▶ **Your goal**
Without including any images, reproduce each entry exactly.
The data Start Marker
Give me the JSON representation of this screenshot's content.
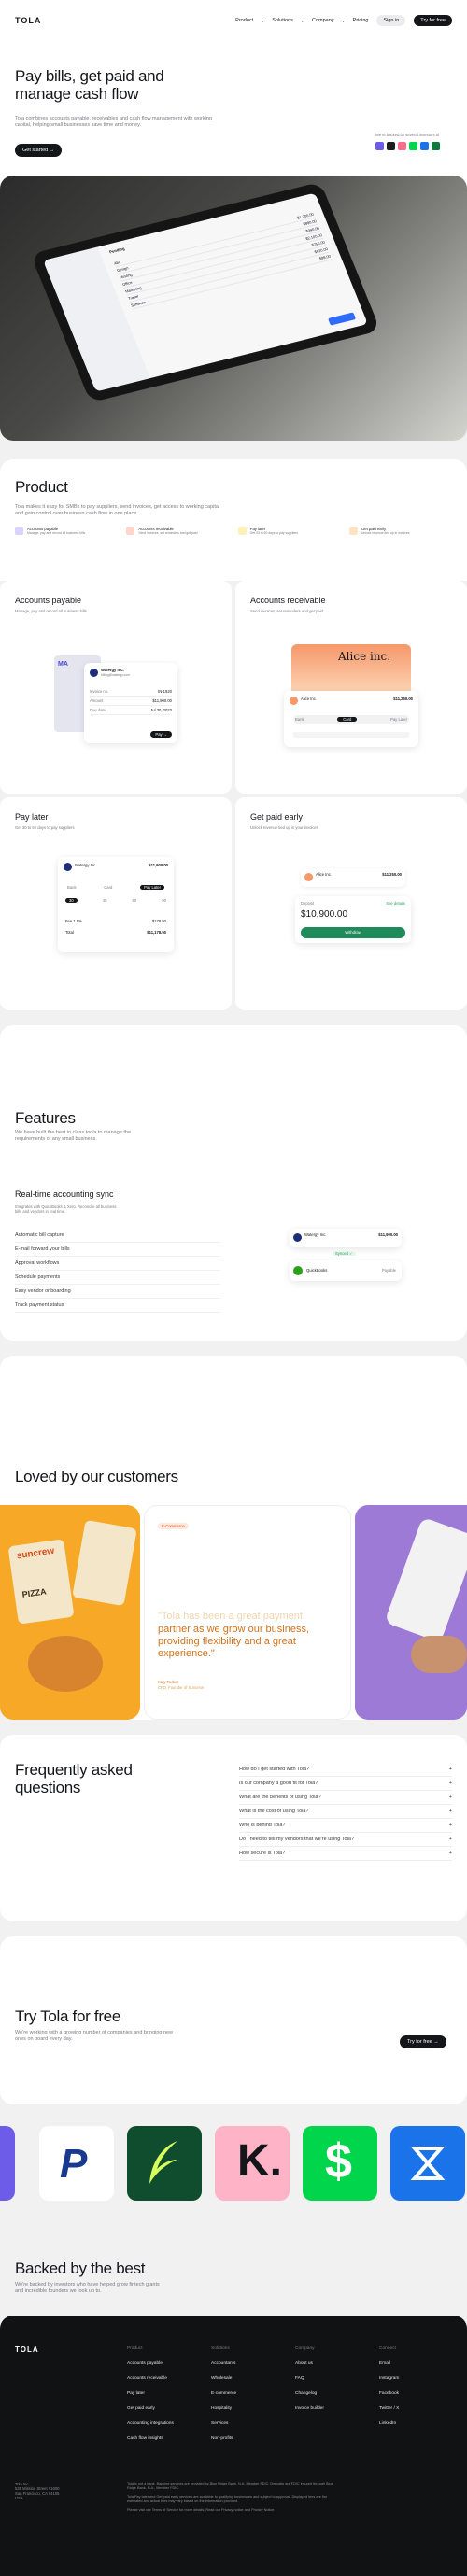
{
  "nav": {
    "logo": "TOLA",
    "links": [
      "Product",
      "Solutions",
      "Company",
      "Pricing"
    ],
    "sign_in": "Sign in",
    "cta": "Try for free"
  },
  "hero": {
    "title": "Pay bills, get paid and manage cash flow",
    "subtitle": "Tola combines accounts payable, receivables and cash flow management with working capital, helping small businesses save time and money.",
    "cta": "Get started",
    "backed": "We're backed by several investors of"
  },
  "dashboard": {
    "tab": "Pending",
    "rows": [
      [
        "Abc",
        "$1,200.00"
      ],
      [
        "Design",
        "$890.00"
      ],
      [
        "Hosting",
        "$340.00"
      ],
      [
        "Office",
        "$2,100.00"
      ],
      [
        "Marketing",
        "$750.00"
      ],
      [
        "Travel",
        "$420.00"
      ],
      [
        "Software",
        "$99.00"
      ]
    ]
  },
  "product": {
    "title": "Product",
    "subtitle": "Tola makes it easy for SMBs to pay suppliers, send invoices, get access to working capital and gain control over business cash flow in one place.",
    "chips": [
      {
        "label": "Accounts payable",
        "desc": "Manage, pay and record all business bills"
      },
      {
        "label": "Accounts receivable",
        "desc": "Send invoices, set reminders and get paid"
      },
      {
        "label": "Pay later",
        "desc": "Get 30 to 60 days to pay suppliers"
      },
      {
        "label": "Get paid early",
        "desc": "Unlock revenue tied up in invoices"
      }
    ],
    "ap": {
      "title": "Accounts payable",
      "desc": "Manage, pay and record all business bills",
      "vendor": "Watergy Inc.",
      "email": "billing@watergy.com",
      "fields": [
        [
          "Invoice no.",
          "IN-1920"
        ],
        [
          "Amount",
          "$11,900.00"
        ],
        [
          "Due date",
          "Jul 30, 2023"
        ]
      ],
      "pay": "Pay"
    },
    "ar": {
      "title": "Accounts receivable",
      "desc": "Send invoices, set reminders and get paid",
      "brand": "Alice inc.",
      "name": "Alice Inc.",
      "amount": "$11,250.00",
      "tabs": [
        "Bank",
        "Card",
        "Pay Later"
      ]
    },
    "pl": {
      "title": "Pay later",
      "desc": "Get 30 to 60 days to pay suppliers",
      "vendor": "Watergy Inc.",
      "amount": "$11,900.00",
      "tabs": [
        "Bank",
        "Card",
        "Pay Later"
      ],
      "days": [
        "30",
        "45",
        "60",
        "90"
      ],
      "fee_label": "Fee 1.5%",
      "fee": "$178.50",
      "total_label": "Total",
      "total": "$11,178.50"
    },
    "gpe": {
      "title": "Get paid early",
      "desc": "Unlock revenue tied up in your invoices",
      "vendor": "Alice Inc.",
      "amount": "$11,250.00",
      "label": "Deposit",
      "value": "$10,900.00",
      "details": "See details",
      "cta": "Withdraw"
    }
  },
  "features": {
    "title": "Features",
    "subtitle": "We have built the best in class tools to manage the requirements of any small business.",
    "sync_title": "Real-time accounting sync",
    "sync_desc": "Integrates with QuickBooks & Xero. Reconcile all business bills and vendors in real time.",
    "list": [
      "Automatic bill capture",
      "E-mail forward your bills",
      "Approval workflows",
      "Schedule payments",
      "Easy vendor onboarding",
      "Track payment status"
    ],
    "vendor": "Watergy Inc.",
    "amount": "$11,900.00",
    "synced": "Synced",
    "qb": "QuickBooks",
    "qb_status": "Payable"
  },
  "testimonials": {
    "title": "Loved by our customers",
    "tag": "E-Commerce",
    "quote_faded": "\"Tola has been a great payment",
    "quote": "partner as we grow our business, providing flexibility and a great experience.\"",
    "name": "Katy Tucker",
    "role": "CFO, Founder of Suncrew",
    "brand": "suncrew",
    "product": "PIZZA"
  },
  "faq": {
    "title": "Frequently asked questions",
    "items": [
      "How do I get started with Tola?",
      "Is our company a good fit for Tola?",
      "What are the benefits of using Tola?",
      "What is the cost of using Tola?",
      "Who is behind Tola?",
      "Do I need to tell my vendors that we're using Tola?",
      "How secure is Tola?"
    ]
  },
  "try": {
    "title": "Try Tola for free",
    "subtitle": "We're working with a growing number of companies and bringing new ones on board every day.",
    "cta": "Try for free"
  },
  "backed": {
    "title": "Backed by the best",
    "subtitle": "We're backed by investors who have helped grow fintech giants and incredible founders we look up to."
  },
  "footer": {
    "logo": "TOLA",
    "cols": [
      {
        "head": "Product",
        "items": [
          "Accounts payable",
          "Accounts receivable",
          "Pay later",
          "Get paid early",
          "Accounting integrations",
          "Cash flow insights"
        ]
      },
      {
        "head": "Solutions",
        "items": [
          "Accountants",
          "Wholesale",
          "E-commerce",
          "Hospitality",
          "Services",
          "Non-profits"
        ]
      },
      {
        "head": "Company",
        "items": [
          "About us",
          "FAQ",
          "Changelog",
          "Invoice builder"
        ]
      },
      {
        "head": "Connect",
        "items": [
          "Email",
          "Instagram",
          "Facebook",
          "Twitter / X",
          "LinkedIn"
        ]
      }
    ],
    "address": "Tola Inc.\n535 Mission Street #1600\nSan Francisco, CA 94105\nUSA",
    "legal": "Tola is not a bank. Banking services are provided by Blue Ridge Bank, N.A. Member FDIC. Deposits are FDIC insured through Blue Ridge Bank, N.A., Member FDIC.",
    "legal2": "Tola Pay later and Get paid early services are available to qualifying businesses and subject to approval. Displayed fees are the estimated and actual fees may vary based on the information provided.",
    "legal3": "Please visit our Terms of Service for more details. Read our Privacy notice and Privacy Notice."
  }
}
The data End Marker
▶ **Solution to this problem**
Give me the JSON representation of this screenshot's content.
{
  "nav": {
    "logo": "TOLA",
    "links": [
      "Product",
      "Solutions",
      "Company",
      "Pricing"
    ],
    "sign_in": "Sign in",
    "cta": "Try for free"
  },
  "hero": {
    "title": "Pay bills, get paid and manage cash flow",
    "subtitle": "Tola combines accounts payable, receivables and cash flow management with working capital, helping small businesses save time and money.",
    "cta": "Get started",
    "backed": "We're backed by several investors of"
  },
  "dashboard": {
    "tab": "Pending",
    "rows": [
      [
        "Abc",
        "$1,200.00"
      ],
      [
        "Design",
        "$890.00"
      ],
      [
        "Hosting",
        "$340.00"
      ],
      [
        "Office",
        "$2,100.00"
      ],
      [
        "Marketing",
        "$750.00"
      ],
      [
        "Travel",
        "$420.00"
      ],
      [
        "Software",
        "$99.00"
      ]
    ]
  },
  "product": {
    "title": "Product",
    "subtitle": "Tola makes it easy for SMBs to pay suppliers, send invoices, get access to working capital and gain control over business cash flow in one place.",
    "chips": [
      {
        "label": "Accounts payable",
        "desc": "Manage, pay and record all business bills"
      },
      {
        "label": "Accounts receivable",
        "desc": "Send invoices, set reminders and get paid"
      },
      {
        "label": "Pay later",
        "desc": "Get 30 to 60 days to pay suppliers"
      },
      {
        "label": "Get paid early",
        "desc": "Unlock revenue tied up in invoices"
      }
    ],
    "ap": {
      "title": "Accounts payable",
      "desc": "Manage, pay and record all business bills",
      "vendor": "Watergy Inc.",
      "email": "billing@watergy.com",
      "fields": [
        [
          "Invoice no.",
          "IN-1920"
        ],
        [
          "Amount",
          "$11,900.00"
        ],
        [
          "Due date",
          "Jul 30, 2023"
        ]
      ],
      "pay": "Pay"
    },
    "ar": {
      "title": "Accounts receivable",
      "desc": "Send invoices, set reminders and get paid",
      "brand": "Alice inc.",
      "name": "Alice Inc.",
      "amount": "$11,250.00",
      "tabs": [
        "Bank",
        "Card",
        "Pay Later"
      ]
    },
    "pl": {
      "title": "Pay later",
      "desc": "Get 30 to 60 days to pay suppliers",
      "vendor": "Watergy Inc.",
      "amount": "$11,900.00",
      "tabs": [
        "Bank",
        "Card",
        "Pay Later"
      ],
      "days": [
        "30",
        "45",
        "60",
        "90"
      ],
      "fee_label": "Fee 1.5%",
      "fee": "$178.50",
      "total_label": "Total",
      "total": "$11,178.50"
    },
    "gpe": {
      "title": "Get paid early",
      "desc": "Unlock revenue tied up in your invoices",
      "vendor": "Alice Inc.",
      "amount": "$11,250.00",
      "label": "Deposit",
      "value": "$10,900.00",
      "details": "See details",
      "cta": "Withdraw"
    }
  },
  "features": {
    "title": "Features",
    "subtitle": "We have built the best in class tools to manage the requirements of any small business.",
    "sync_title": "Real-time accounting sync",
    "sync_desc": "Integrates with QuickBooks & Xero. Reconcile all business bills and vendors in real time.",
    "list": [
      "Automatic bill capture",
      "E-mail forward your bills",
      "Approval workflows",
      "Schedule payments",
      "Easy vendor onboarding",
      "Track payment status"
    ],
    "vendor": "Watergy Inc.",
    "amount": "$11,900.00",
    "synced": "Synced",
    "qb": "QuickBooks",
    "qb_status": "Payable"
  },
  "testimonials": {
    "title": "Loved by our customers",
    "tag": "E-Commerce",
    "quote_faded": "\"Tola has been a great payment",
    "quote": "partner as we grow our business, providing flexibility and a great experience.\"",
    "name": "Katy Tucker",
    "role": "CFO, Founder of Suncrew",
    "brand": "suncrew",
    "product": "PIZZA"
  },
  "faq": {
    "title": "Frequently asked questions",
    "items": [
      "How do I get started with Tola?",
      "Is our company a good fit for Tola?",
      "What are the benefits of using Tola?",
      "What is the cost of using Tola?",
      "Who is behind Tola?",
      "Do I need to tell my vendors that we're using Tola?",
      "How secure is Tola?"
    ]
  },
  "try": {
    "title": "Try Tola for free",
    "subtitle": "We're working with a growing number of companies and bringing new ones on board every day.",
    "cta": "Try for free"
  },
  "backed": {
    "title": "Backed by the best",
    "subtitle": "We're backed by investors who have helped grow fintech giants and incredible founders we look up to."
  },
  "footer": {
    "logo": "TOLA",
    "cols": [
      {
        "head": "Product",
        "items": [
          "Accounts payable",
          "Accounts receivable",
          "Pay later",
          "Get paid early",
          "Accounting integrations",
          "Cash flow insights"
        ]
      },
      {
        "head": "Solutions",
        "items": [
          "Accountants",
          "Wholesale",
          "E-commerce",
          "Hospitality",
          "Services",
          "Non-profits"
        ]
      },
      {
        "head": "Company",
        "items": [
          "About us",
          "FAQ",
          "Changelog",
          "Invoice builder"
        ]
      },
      {
        "head": "Connect",
        "items": [
          "Email",
          "Instagram",
          "Facebook",
          "Twitter / X",
          "LinkedIn"
        ]
      }
    ],
    "address": "Tola Inc.\n535 Mission Street #1600\nSan Francisco, CA 94105\nUSA",
    "legal": "Tola is not a bank. Banking services are provided by Blue Ridge Bank, N.A. Member FDIC. Deposits are FDIC insured through Blue Ridge Bank, N.A., Member FDIC.",
    "legal2": "Tola Pay later and Get paid early services are available to qualifying businesses and subject to approval. Displayed fees are the estimated and actual fees may vary based on the information provided.",
    "legal3": "Please visit our Terms of Service for more details. Read our Privacy notice and Privacy Notice."
  }
}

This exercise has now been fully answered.